One of the texts in Songs of Salvation (1873) was “I Am Not Skilled to Understand,” the text of which follows:
I am not skilled to understand
What God hath willed, what God hath planned;
I only know at His right hand
Stands One who is my Saviour.
I take God at His word and deed:
“Christ died to save me”–this I read;
And in my heart I find a need
Of Him to be my Saviour.
And was there no other way
For God to take?–I cannot say;
I only bless Him, day by day,
Who saved me through my Saviour.
That He should leave His place on high
And come for sinful man to die,
You count it strange?–so do not I,
Since I have known my Saviour.
And O that He fulfilled may see
The travail of His soul in me,
And with His work contented be,
As I with my dear Saviour!
Yea, living, dying, let me bring,
My strength, my solace, from this spring,
That He who lives to be my King
Once died to be my Saviour.
KENNETH RANDOLPH TAYLOR
JANUARY 31, 2013 COMMON ERA
THE FEAST OF CHARLES FREDERICK MACKENZIE, ANGLICAN BISHOP OF CENTRAL AFRICA
THE FEAST OF MENNO SIMONS, MENNONITE LEADER
Almighty God, beautiful in majesty, majestic in holiness:
You have shown us the splendor of creation in the work of your servant Dora Greenwell.
Teach us to drive from this world all chaos and disorder,
that our eyes may behold your glory,
and that at last everyone may know the inexhaustible richness of your new creation
in Jesus Christ our Lord, who lives and reigns with you and the Holy Spirit,

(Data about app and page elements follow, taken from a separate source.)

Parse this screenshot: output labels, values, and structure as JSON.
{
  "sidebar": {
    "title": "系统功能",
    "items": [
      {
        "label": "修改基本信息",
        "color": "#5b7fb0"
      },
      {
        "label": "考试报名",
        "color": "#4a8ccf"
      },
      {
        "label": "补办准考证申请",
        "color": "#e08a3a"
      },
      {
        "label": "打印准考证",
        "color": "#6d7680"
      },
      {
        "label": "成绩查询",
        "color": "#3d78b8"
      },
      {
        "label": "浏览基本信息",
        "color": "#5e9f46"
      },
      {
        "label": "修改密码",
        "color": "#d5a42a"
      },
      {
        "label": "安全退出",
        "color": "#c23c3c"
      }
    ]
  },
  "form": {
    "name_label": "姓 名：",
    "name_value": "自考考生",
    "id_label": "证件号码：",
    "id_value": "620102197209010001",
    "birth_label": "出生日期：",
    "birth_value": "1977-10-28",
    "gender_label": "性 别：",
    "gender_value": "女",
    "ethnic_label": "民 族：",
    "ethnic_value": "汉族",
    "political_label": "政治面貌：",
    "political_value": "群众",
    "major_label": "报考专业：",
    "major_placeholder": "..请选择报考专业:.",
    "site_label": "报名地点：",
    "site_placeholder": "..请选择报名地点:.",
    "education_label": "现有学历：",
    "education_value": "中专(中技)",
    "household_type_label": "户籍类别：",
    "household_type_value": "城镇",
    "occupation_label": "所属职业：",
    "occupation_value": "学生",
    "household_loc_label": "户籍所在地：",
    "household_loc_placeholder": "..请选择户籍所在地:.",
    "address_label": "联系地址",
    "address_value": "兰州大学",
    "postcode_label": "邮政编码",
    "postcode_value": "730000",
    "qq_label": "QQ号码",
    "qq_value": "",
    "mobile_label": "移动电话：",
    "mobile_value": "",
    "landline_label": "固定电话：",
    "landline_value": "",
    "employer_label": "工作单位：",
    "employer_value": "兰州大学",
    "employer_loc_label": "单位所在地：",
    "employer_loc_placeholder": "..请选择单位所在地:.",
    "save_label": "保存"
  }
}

one God, now and forever. Amen.
Isaiah 28:5-6 or Hosea 14:5-8 or 2 Chronicles 20:20-21
Philippians 4:8-9 or Ephesians 5:18b-20
–Adapted from Evangelical Lutheran Worship (2006), page 61
Revised on December 24, 2016